- _ABOUT THIS EXERCISE_
Your response should give back each record exactly, word for word.

=======

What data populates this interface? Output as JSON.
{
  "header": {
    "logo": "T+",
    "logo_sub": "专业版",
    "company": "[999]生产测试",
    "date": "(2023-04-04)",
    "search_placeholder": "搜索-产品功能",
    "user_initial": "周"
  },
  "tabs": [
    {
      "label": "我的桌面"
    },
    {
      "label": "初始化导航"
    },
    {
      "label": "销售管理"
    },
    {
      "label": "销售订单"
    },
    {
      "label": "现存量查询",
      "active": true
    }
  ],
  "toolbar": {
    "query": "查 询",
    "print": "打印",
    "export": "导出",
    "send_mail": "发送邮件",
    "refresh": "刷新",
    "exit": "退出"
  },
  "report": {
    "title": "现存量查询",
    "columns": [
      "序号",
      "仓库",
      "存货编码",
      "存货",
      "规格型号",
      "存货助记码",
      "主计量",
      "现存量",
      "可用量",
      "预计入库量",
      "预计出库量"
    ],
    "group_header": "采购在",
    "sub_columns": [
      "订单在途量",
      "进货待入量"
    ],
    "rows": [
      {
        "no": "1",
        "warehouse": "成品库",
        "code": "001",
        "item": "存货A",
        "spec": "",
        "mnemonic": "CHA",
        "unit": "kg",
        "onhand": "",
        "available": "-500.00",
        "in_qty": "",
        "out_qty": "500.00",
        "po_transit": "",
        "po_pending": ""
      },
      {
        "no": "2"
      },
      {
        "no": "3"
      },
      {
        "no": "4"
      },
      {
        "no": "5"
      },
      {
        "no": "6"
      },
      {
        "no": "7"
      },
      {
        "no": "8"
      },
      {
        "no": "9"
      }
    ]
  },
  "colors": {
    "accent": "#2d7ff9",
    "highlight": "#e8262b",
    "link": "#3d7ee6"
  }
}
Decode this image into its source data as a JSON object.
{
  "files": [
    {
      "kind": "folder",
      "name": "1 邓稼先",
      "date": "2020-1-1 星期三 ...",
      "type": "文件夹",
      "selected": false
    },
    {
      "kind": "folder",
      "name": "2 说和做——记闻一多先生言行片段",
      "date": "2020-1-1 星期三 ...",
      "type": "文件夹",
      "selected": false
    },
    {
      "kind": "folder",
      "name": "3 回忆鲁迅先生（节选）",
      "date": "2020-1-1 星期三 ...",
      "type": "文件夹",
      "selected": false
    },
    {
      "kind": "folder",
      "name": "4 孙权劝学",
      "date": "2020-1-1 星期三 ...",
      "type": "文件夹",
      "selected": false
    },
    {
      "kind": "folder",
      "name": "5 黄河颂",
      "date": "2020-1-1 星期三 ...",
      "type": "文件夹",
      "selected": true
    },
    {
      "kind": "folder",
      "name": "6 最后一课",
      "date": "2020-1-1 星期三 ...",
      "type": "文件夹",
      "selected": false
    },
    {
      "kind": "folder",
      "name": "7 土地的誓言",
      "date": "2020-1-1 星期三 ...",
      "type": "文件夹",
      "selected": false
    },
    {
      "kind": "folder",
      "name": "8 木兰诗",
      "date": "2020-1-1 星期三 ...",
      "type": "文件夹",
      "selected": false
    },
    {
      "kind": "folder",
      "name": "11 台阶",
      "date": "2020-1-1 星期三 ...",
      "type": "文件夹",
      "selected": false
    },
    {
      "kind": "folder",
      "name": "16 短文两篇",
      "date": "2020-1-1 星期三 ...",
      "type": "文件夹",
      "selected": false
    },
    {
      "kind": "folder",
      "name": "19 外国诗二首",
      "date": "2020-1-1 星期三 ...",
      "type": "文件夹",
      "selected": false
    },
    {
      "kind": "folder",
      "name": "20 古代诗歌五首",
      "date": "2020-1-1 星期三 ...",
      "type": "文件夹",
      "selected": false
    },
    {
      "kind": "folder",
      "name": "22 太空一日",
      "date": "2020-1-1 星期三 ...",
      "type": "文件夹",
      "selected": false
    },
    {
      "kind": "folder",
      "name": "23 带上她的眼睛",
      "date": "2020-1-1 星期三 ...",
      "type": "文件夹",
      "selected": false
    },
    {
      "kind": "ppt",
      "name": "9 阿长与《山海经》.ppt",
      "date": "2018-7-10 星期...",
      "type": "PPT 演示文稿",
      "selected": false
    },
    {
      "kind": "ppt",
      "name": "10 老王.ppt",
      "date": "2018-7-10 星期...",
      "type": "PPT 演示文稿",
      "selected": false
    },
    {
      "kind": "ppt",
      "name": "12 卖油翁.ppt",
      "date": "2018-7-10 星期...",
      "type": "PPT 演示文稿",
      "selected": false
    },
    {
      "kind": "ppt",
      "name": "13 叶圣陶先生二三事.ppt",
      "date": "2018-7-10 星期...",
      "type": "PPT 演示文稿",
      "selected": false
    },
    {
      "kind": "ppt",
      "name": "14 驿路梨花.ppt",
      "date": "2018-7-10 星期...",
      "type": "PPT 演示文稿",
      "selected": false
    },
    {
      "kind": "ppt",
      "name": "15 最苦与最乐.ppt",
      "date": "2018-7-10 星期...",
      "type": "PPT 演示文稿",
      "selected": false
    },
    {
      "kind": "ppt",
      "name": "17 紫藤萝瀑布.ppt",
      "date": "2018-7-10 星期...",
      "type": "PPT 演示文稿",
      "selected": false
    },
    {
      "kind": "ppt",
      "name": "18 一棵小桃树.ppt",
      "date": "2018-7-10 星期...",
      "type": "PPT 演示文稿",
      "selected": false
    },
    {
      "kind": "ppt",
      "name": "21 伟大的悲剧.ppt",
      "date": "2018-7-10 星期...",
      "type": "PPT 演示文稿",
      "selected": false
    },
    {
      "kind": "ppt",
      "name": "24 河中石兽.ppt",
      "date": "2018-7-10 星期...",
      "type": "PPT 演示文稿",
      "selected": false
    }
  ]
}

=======

- _WRITTEN SOLUTION_
What data populates this interface? Output as JSON.
{
  "header": {
    "logo": "T+",
    "logo_sub": "专业版",
    "company": "[999]生产测试",
    "date": "(2023-04-04)",
    "search_placeholder": "搜索-产品功能",
    "user_initial": "周"
  },
  "tabs": [
    {
      "label": "我的桌面"
    },
    {
      "label": "初始化导航"
    },
    {
      "label": "销售管理"
    },
    {
      "label": "销售订单"
    },
    {
      "label": "现存量查询",
      "active": true
    }
  ],
  "toolbar": {
    "query": "查 询",
    "print": "打印",
    "export": "导出",
    "send_mail": "发送邮件",
    "refresh": "刷新",
    "exit": "退出"
  },
  "report": {
    "title": "现存量查询",
    "columns": [
      "序号",
      "仓库",
      "存货编码",
      "存货",
      "规格型号",
      "存货助记码",
      "主计量",
      "现存量",
      "可用量",
      "预计入库量",
      "预计出库量"
    ],
    "group_header": "采购在",
    "sub_columns": [
      "订单在途量",
      "进货待入量"
    ],
    "rows": [
      {
        "no": "1",
        "warehouse": "成品库",
        "code": "001",
        "item": "存货A",
        "spec": "",
        "mnemonic": "CHA",
        "unit": "kg",
        "onhand": "",
        "available": "-500.00",
        "in_qty": "",
        "out_qty": "500.00",
        "po_transit": "",
        "po_pending": ""
      },
      {
        "no": "2"
      },
      {
        "no": "3"
      },
      {
        "no": "4"
      },
      {
        "no": "5"
      },
      {
        "no": "6"
      },
      {
        "no": "7"
      },
      {
        "no": "8"
      },
      {
        "no": "9"
      }
    ]
  },
  "colors": {
    "accent": "#2d7ff9",
    "highlight": "#e8262b",
    "link": "#3d7ee6"
  }
}
Decode this image into its source data as a JSON object.
{
  "files": [
    {
      "kind": "folder",
      "name": "1 邓稼先",
      "date": "2020-1-1 星期三 ...",
      "type": "文件夹",
      "selected": false
    },
    {
      "kind": "folder",
      "name": "2 说和做——记闻一多先生言行片段",
      "date": "2020-1-1 星期三 ...",
      "type": "文件夹",
      "selected": false
    },
    {
      "kind": "folder",
      "name": "3 回忆鲁迅先生（节选）",
      "date": "2020-1-1 星期三 ...",
      "type": "文件夹",
      "selected": false
    },
    {
      "kind": "folder",
      "name": "4 孙权劝学",
      "date": "2020-1-1 星期三 ...",
      "type": "文件夹",
      "selected": false
    },
    {
      "kind": "folder",
      "name": "5 黄河颂",
      "date": "2020-1-1 星期三 ...",
      "type": "文件夹",
      "selected": true
    },
    {
      "kind": "folder",
      "name": "6 最后一课",
      "date": "2020-1-1 星期三 ...",
      "type": "文件夹",
      "selected": false
    },
    {
      "kind": "folder",
      "name": "7 土地的誓言",
      "date": "2020-1-1 星期三 ...",
      "type": "文件夹",
      "selected": false
    },
    {
      "kind": "folder",
      "name": "8 木兰诗",
      "date": "2020-1-1 星期三 ...",
      "type": "文件夹",
      "selected": false
    },
    {
      "kind": "folder",
      "name": "11 台阶",
      "date": "2020-1-1 星期三 ...",
      "type": "文件夹",
      "selected": false
    },
    {
      "kind": "folder",
      "name": "16 短文两篇",
      "date": "2020-1-1 星期三 ...",
      "type": "文件夹",
      "selected": false
    },
    {
      "kind": "folder",
      "name": "19 外国诗二首",
      "date": "2020-1-1 星期三 ...",
      "type": "文件夹",
      "selected": false
    },
    {
      "kind": "folder",
      "name": "20 古代诗歌五首",
      "date": "2020-1-1 星期三 ...",
      "type": "文件夹",
      "selected": false
    },
    {
      "kind": "folder",
      "name": "22 太空一日",
      "date": "2020-1-1 星期三 ...",
      "type": "文件夹",
      "selected": false
    },
    {
      "kind": "folder",
      "name": "23 带上她的眼睛",
      "date": "2020-1-1 星期三 ...",
      "type": "文件夹",
      "selected": false
    },
    {
      "kind": "ppt",
      "name": "9 阿长与《山海经》.ppt",
      "date": "2018-7-10 星期...",
      "type": "PPT 演示文稿",
      "selected": false
    },
    {
      "kind": "ppt",
      "name": "10 老王.ppt",
      "date": "2018-7-10 星期...",
      "type": "PPT 演示文稿",
      "selected": false
    },
    {
      "kind": "ppt",
      "name": "12 卖油翁.ppt",
      "date": "2018-7-10 星期...",
      "type": "PPT 演示文稿",
      "selected": false
    },
    {
      "kind": "ppt",
      "name": "13 叶圣陶先生二三事.ppt",
      "date": "2018-7-10 星期...",
      "type": "PPT 演示文稿",
      "selected": false
    },
    {
      "kind": "ppt",
      "name": "14 驿路梨花.ppt",
      "date": "2018-7-10 星期...",
      "type": "PPT 演示文稿",
      "selected": false
    },
    {
      "kind": "ppt",
      "name": "15 最苦与最乐.ppt",
      "date": "2018-7-10 星期...",
      "type": "PPT 演示文稿",
      "selected": false
    },
    {
      "kind": "ppt",
      "name": "17 紫藤萝瀑布.ppt",
      "date": "2018-7-10 星期...",
      "type": "PPT 演示文稿",
      "selected": false
    },
    {
      "kind": "ppt",
      "name": "18 一棵小桃树.ppt",
      "date": "2018-7-10 星期...",
      "type": "PPT 演示文稿",
      "selected": false
    },
    {
      "kind": "ppt",
      "name": "21 伟大的悲剧.ppt",
      "date": "2018-7-10 星期...",
      "type": "PPT 演示文稿",
      "selected": false
    },
    {
      "kind": "ppt",
      "name": "24 河中石兽.ppt",
      "date": "2018-7-10 星期...",
      "type": "PPT 演示文稿",
      "selected": false
    }
  ]
}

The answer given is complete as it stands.